Having defined a cone as a natural transformation from ΔX to F — two functors that map the category J to category C — we can now define the limit of F as the universal cone. For that, we need a way to compare cones that differ only by their top vertex. If there is a universal cone with the top vertex U, then any other cone with the top vertex V can be uniquely mapped onto it. It must be a mapping that preserves the structure of the cone, so if h maps V into U, h must factorize all the arrows that form the V cone into the arrows that form the U cone. For instance, in Fig 9, we must have q = p . h, etc.

The limit U is the vertex of the universal cone

Fig 9. The limit U is the vertex of the universal cone

But there’s a better way of looking at it. Notice that, in the definition of a limit, we establish a one to one correspondence between a cone with the vertex V and a morphism h from V to U. The definition talks about there being a unique h for every cone, but the other way around works as well. Given an h we can construct the cone at V by composing the morphisms — as in q = p . h.

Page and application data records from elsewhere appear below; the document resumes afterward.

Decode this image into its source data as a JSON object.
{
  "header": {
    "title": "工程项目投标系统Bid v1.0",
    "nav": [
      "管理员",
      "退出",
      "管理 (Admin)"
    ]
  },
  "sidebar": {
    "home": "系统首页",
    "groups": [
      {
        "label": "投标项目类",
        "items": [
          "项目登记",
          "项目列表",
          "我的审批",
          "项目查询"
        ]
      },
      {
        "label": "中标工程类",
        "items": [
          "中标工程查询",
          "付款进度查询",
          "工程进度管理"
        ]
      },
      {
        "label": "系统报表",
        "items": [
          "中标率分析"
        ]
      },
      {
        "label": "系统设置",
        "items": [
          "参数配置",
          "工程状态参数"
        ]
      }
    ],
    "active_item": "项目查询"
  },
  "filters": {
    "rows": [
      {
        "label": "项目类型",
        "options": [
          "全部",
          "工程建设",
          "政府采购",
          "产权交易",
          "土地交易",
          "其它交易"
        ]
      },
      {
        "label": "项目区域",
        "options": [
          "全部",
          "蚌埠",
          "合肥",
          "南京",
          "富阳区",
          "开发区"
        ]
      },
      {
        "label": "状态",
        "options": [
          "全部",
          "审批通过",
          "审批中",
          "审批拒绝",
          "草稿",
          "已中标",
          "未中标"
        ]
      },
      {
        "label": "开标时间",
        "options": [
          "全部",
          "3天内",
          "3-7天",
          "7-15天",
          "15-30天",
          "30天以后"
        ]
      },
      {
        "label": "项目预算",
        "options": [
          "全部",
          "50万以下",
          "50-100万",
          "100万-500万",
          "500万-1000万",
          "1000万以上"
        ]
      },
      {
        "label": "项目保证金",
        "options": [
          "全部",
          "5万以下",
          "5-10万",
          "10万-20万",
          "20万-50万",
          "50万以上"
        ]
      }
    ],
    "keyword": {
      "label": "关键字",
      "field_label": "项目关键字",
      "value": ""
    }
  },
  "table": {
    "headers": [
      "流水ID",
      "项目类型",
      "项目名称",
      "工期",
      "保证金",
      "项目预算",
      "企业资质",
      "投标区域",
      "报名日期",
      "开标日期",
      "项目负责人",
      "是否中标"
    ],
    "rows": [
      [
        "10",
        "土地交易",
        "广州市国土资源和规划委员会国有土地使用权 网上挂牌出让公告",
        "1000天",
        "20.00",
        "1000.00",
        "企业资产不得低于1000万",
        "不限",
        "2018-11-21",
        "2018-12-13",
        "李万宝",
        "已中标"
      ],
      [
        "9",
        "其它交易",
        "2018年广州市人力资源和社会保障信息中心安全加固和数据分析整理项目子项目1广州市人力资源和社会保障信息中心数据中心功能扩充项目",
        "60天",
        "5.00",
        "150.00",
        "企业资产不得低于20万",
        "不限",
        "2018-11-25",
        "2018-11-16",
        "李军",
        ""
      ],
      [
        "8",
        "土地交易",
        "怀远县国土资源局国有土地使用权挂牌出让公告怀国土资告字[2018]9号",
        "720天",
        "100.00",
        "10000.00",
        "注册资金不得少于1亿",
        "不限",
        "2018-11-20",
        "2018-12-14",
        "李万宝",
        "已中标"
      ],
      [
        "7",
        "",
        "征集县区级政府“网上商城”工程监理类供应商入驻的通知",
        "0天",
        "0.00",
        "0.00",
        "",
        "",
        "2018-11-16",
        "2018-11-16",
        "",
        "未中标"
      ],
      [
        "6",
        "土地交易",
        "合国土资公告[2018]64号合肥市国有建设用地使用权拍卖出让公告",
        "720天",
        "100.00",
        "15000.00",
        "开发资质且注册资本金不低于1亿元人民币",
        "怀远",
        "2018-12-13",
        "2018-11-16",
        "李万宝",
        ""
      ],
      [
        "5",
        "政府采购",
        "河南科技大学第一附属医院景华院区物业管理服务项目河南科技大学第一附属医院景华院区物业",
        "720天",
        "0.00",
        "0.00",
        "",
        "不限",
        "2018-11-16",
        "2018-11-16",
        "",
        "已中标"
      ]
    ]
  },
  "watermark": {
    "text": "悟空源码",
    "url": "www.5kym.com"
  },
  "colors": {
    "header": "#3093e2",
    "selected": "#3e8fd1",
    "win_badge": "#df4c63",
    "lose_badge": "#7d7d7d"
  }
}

A cone is a natural transformation, a member of Nat(ΔV, F), the set of natural transformation between two functors, ΔV and F. A morphism h is a member of the home set Hom(V, U), the set of morphisms between two objects. So we can say that if U is a limit of F then there is an isomorphism between those two sets:

Nat(ΔV, F) ~ Hom(V, U)

In fact, if we insist that this isomorphism be natural, we’ll get all the commuting triangles for free. Remember? Naturality condition is just the commutability of certain diagrams. So if there is a natural isomorphism between these two sets, then U is a limit of F. In fact, we can use this isomorphism as the definition of the limit.

But what does it mean that the isomorphism is natural? What are the two functors that are mapped by it? One functor maps V into Hom(V, U), and the other maps V into Nat(ΔV, F). Both Hom(V, U) and Nat(ΔV, F) are sets in the category of sets. So these are functors from C to Set. You might recognize the first one from the Yoneda lemma.

The second one is a bit more tricky. To understand it, you have to realize that functors themselves form a category. If functors are object in the functor category than natural transformations between these functors are morphisms. Natural transformations compose (and their composition is associative), and there always is a unit natural transformation for each functor. So this is a legitimate category. A hom set in that category is a set of all natural transformations between two functors. Nat(ΔV, F) is one such hom set.

Whenever you see a natural isomorphism of hom sets, chances are there is an adjunction between two functors. A functor F is said to be left adjoint to the functor G (or G right adjoint to F) if the following two hom sets are naturally isomorphic:

Hom(FX, Y) ~ Hom(X, GY)

If you compare this with our definition of a limit, you’ll see that the functor that maps F to its limit U is right adjoint to the const functor ΔV. Of course this is only true if the said functor exists, which is not always true — not all diagrams of shape J must have limits in C.

Adjunction between delta and f is the natural isomorphism between the corresponding hom sets (arrows).

The adjunction between ΔV and Lim F (limit of F) is the natural isomorphism between the corresponding hom sets (arrows).

I hope to talk more about adjoint functors in the future.

Videography

Hopefully this blog post will prepare you to watch this excellent series of videos by Catsters on YouTube:

  1. Cones and limits: Definitions.
  2. Examples of limits: Terminal object, product, pullback, equalizer.
  3. Cones as natural transformations.
  4. Formal definition of limit as natural isomorphism.
  5. Limits and adjunctions.
  6. Colimits.